* [Exercise materials]
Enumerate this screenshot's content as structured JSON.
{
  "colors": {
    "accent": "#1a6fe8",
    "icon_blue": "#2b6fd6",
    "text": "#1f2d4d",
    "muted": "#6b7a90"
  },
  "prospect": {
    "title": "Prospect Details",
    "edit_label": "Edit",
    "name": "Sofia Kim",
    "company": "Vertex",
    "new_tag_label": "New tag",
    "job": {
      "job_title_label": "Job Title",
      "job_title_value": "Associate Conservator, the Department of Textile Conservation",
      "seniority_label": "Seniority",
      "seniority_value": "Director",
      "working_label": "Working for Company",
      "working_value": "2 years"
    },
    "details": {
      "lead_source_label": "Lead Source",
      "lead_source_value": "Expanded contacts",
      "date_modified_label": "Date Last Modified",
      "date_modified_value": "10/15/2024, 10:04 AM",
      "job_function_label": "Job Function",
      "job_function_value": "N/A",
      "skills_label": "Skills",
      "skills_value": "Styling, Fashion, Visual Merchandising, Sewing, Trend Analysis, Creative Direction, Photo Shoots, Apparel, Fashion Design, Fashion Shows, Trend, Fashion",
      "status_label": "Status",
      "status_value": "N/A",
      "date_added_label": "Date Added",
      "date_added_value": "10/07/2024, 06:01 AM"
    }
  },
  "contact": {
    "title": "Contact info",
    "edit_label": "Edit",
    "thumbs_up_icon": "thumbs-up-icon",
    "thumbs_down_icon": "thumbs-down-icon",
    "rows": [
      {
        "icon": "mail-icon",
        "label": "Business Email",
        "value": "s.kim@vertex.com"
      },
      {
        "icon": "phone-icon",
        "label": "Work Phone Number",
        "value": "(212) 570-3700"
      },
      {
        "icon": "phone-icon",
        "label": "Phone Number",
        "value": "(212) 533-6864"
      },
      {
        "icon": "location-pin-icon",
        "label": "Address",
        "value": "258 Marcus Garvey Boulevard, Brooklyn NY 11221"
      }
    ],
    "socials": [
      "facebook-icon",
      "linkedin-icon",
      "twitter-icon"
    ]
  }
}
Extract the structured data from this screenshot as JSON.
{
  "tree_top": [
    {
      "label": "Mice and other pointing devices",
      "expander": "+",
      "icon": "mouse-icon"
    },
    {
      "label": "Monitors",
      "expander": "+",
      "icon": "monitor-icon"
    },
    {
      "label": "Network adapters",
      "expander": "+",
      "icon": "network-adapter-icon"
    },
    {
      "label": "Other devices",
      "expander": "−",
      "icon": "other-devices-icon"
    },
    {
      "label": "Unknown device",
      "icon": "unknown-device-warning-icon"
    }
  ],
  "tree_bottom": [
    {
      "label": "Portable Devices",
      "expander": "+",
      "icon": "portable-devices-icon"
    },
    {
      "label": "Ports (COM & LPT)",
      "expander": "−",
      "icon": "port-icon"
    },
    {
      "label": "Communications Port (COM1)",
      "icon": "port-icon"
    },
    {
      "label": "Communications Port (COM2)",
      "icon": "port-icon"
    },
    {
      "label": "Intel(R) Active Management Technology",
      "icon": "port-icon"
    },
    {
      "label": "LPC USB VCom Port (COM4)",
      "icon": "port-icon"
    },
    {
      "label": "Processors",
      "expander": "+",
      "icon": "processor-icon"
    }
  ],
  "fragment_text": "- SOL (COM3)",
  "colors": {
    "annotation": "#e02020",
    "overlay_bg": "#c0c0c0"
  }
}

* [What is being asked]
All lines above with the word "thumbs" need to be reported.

* [Output]
    "thumbs_up_icon": "thumbs-up-icon",
    "thumbs_down_icon": "thumbs-down-icon",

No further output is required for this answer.